How do you implement Observability?
In order to achieve observability, you need to instrument your code so that you can collect data at every point in the system from the data sources themselves. This data can include everything from application and database logs to network traffic and performance metrics.
Choosing an Observability Platform
There are certain factors you should consider before choosing an observability platform.
Ease of use
You should pick an observability platform that is easy to use. There is no point in selecting an observability platform if you’re going to struggle with it or get frustrated by its complexity. You need a tool that makes sense to you and your team, so choose one that has good documentation, guides and tutorials for new users, and a community forum where you can ask questions when things aren’t clear.
You should choose an observability platform that has a community behind it. It’s important for your chosen tool to have good support from its developers as well as other users who are using it in production environments like yours—so look for options with active communities on social media sites such as Twitter or Reddit, etc.
You should select an observability platform that can be used in multiple use cases. Even though some monitoring tools specialize in certain functions such as tracing, most of them are designed with flexibility in mind so they can be used across different teams within organizations—and even combined with other tools like log management solutions if needed.
Best Practices of Observability
When configuring observability for your application, you should adhere to a few recommended practices.

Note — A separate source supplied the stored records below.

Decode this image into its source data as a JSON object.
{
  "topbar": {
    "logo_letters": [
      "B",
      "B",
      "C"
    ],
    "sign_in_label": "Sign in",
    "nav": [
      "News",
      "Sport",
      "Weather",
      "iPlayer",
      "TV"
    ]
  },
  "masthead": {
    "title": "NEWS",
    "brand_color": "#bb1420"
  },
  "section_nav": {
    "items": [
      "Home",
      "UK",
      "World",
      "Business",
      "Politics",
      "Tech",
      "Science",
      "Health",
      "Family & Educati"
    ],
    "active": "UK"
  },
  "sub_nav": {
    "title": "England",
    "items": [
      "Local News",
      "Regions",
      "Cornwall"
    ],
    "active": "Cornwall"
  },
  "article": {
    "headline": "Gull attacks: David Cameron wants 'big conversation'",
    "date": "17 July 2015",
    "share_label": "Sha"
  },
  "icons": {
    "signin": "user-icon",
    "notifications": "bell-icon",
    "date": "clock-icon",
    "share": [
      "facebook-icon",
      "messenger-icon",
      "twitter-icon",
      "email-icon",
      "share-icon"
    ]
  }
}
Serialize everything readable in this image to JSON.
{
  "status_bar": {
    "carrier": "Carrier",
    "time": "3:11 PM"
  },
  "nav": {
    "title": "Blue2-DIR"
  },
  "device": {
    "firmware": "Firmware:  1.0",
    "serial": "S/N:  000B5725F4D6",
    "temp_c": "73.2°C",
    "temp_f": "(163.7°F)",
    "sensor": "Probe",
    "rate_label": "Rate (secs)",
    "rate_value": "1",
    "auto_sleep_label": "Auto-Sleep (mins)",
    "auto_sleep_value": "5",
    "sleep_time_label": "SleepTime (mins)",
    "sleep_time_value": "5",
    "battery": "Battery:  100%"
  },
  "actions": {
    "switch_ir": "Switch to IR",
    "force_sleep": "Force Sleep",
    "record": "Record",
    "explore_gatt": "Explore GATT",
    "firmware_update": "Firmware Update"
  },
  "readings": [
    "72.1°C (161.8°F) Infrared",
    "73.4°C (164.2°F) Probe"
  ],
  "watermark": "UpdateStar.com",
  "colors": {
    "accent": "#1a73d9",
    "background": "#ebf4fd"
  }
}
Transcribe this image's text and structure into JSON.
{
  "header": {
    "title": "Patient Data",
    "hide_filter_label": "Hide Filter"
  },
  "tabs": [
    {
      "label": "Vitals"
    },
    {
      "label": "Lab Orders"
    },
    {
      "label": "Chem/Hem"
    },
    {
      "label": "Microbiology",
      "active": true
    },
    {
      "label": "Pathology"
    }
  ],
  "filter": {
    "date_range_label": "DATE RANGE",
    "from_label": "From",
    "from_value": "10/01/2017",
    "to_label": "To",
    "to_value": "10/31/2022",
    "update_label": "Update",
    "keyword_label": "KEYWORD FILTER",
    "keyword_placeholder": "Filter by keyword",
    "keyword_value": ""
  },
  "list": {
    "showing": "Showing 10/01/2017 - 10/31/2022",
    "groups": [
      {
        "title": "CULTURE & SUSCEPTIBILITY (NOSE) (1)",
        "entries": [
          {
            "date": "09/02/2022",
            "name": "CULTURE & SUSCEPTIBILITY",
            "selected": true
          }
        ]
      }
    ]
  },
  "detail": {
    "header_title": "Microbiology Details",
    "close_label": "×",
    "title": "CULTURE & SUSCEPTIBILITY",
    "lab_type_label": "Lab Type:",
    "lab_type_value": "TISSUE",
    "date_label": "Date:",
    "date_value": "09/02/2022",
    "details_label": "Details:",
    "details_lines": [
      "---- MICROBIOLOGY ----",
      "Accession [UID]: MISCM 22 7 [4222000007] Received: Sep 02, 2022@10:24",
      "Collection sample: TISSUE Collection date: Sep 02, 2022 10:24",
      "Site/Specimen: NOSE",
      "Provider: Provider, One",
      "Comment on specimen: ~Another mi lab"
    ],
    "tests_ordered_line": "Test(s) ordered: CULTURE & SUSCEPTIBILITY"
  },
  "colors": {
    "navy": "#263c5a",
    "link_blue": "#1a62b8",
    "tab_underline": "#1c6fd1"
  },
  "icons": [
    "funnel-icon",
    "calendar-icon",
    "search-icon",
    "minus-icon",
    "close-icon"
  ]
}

- Make sure your observability tool is compatible with your existing tools, like monitoring dashboards, CI/CD pipelines, etc. Use tools that can help you interpret the data and easily identify anomalies.
- Make sure it’s easy for everyone on your team to use so that no one gets left behind in the adoption process.
- Keep an eye out for new features that might make it easier for you to see what’s happening with your systems, like alerts or notifications when something goes wrong—it makes it easier for everyone to stay on top of issues before they turn into problems.
- Instrumenting your system with monitoring tools will allow you to see the data that is collected by those tools, and it can help you determine issues with your code or infrastructure.
- Having alerts set up that let you know when something goes wrong is an important part of any observability strategy. These alerts will also tell you when things are going well, which means that they can be used as a baseline for comparison when troubleshooting issues.
- You should instrument as much data as you can. You can obtain such data from several sources, such as application and server logs, performance counters, and network traffic data. When you have more data, you can gain better insights and identify problems in your application more efficiently.
- You should ensure that you have the necessary tools to gather and evaluate this data. There are many alternatives available; choose the one that works best for you. Once you have the data, you must be able to visualize it and detect patterns quickly.
- You should also set thresholds for each metric you’re tracking. This will assist you in determining when something is wrong. For example, if your system’s response time grows dramatically, this might signal a problem. Setting criteria in advance allows for detecting potential issues before they become severe disruptions.
Observability can help you understand the behaviour of your application at runtime and identify issues as they happen. By tracking the right metrics and logging the appropriate data, you can gain invaluable insights into your system’s performance and optimize its stability.
With the right observability strategy in place, you can avoid outages, diagnose problems quickly, and ensure that your system runs smoothly.